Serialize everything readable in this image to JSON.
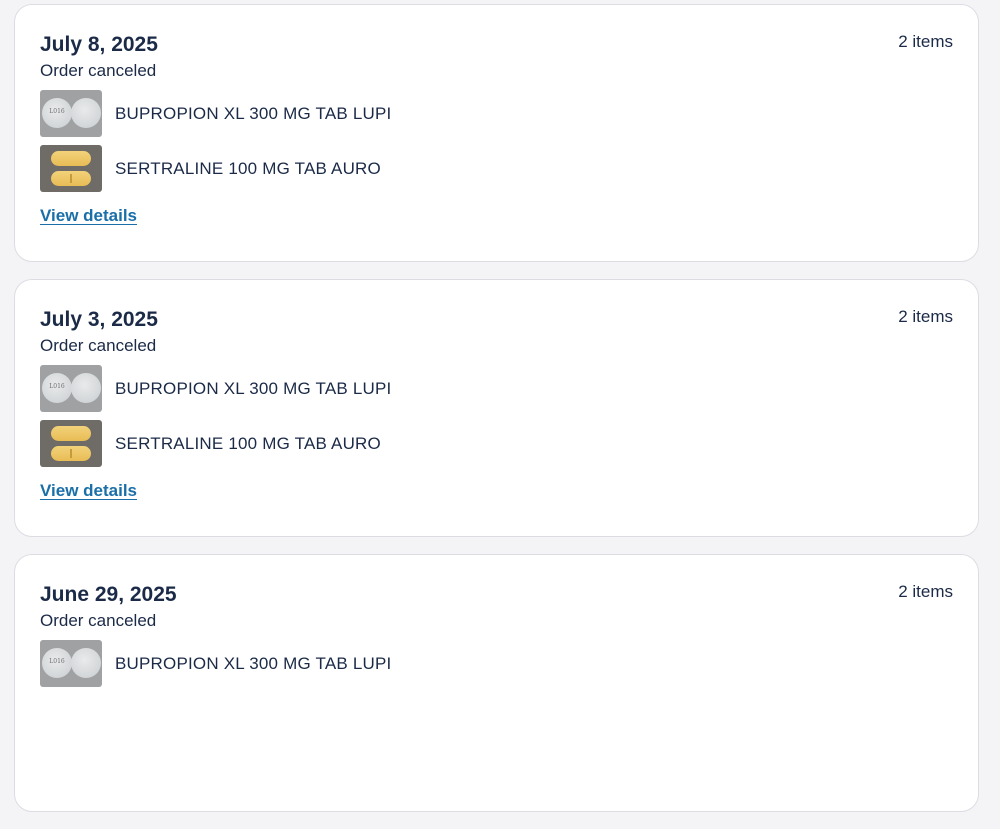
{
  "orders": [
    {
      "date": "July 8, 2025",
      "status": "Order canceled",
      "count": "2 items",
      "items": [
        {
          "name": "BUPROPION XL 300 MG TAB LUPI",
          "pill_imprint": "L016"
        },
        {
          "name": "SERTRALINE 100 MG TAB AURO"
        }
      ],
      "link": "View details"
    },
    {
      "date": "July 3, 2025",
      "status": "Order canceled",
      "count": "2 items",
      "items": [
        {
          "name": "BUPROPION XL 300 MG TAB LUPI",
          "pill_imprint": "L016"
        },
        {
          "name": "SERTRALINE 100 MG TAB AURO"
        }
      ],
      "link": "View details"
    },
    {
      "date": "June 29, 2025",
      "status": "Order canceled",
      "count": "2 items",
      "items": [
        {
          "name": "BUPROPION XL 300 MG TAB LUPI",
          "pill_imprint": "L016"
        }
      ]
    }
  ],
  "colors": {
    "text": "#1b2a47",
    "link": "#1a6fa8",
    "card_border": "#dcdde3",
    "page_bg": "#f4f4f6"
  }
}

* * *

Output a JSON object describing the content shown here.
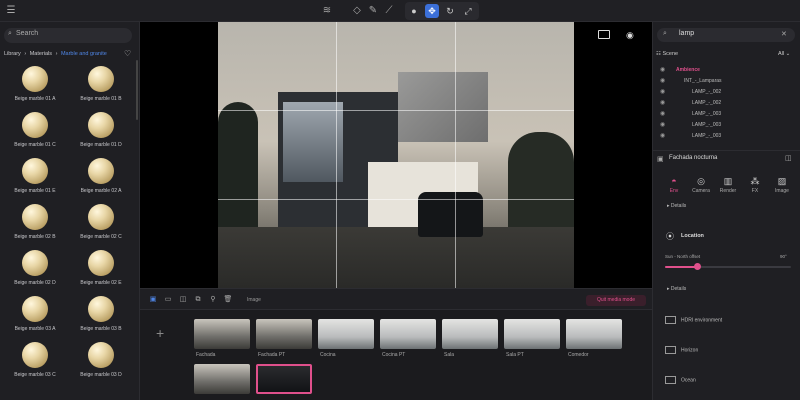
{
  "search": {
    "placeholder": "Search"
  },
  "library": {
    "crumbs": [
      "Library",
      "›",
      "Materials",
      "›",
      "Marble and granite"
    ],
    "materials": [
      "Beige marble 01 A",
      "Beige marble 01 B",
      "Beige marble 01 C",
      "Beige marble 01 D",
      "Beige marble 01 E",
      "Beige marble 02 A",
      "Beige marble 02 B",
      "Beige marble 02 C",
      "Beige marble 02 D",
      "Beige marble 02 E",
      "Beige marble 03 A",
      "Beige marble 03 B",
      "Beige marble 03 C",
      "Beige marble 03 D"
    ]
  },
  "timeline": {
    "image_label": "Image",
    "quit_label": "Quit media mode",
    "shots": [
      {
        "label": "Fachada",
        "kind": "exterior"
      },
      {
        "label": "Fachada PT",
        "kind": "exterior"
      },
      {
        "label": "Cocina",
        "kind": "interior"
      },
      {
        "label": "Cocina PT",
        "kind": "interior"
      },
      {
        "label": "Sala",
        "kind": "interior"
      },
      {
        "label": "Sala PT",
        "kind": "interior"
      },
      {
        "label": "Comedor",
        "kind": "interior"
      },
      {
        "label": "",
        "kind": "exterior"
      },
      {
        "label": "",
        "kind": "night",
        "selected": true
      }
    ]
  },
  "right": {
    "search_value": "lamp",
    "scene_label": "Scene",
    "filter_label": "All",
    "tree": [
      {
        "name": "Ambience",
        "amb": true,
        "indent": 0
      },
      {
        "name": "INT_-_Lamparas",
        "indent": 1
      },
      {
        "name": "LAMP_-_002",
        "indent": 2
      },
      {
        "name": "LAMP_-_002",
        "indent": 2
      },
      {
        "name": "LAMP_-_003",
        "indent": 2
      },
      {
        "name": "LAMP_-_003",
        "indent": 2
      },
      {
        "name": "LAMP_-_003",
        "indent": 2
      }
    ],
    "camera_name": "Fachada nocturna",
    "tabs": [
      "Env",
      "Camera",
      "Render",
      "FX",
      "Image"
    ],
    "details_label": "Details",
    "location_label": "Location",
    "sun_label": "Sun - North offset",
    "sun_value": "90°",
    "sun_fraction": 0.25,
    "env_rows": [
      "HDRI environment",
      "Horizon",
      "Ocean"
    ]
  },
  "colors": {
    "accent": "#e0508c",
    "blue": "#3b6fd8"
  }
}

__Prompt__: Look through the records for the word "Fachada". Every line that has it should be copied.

__Written response__:
        "label": "Fachada",
        "label": "Fachada PT",
    "camera_name": "Fachada nocturna",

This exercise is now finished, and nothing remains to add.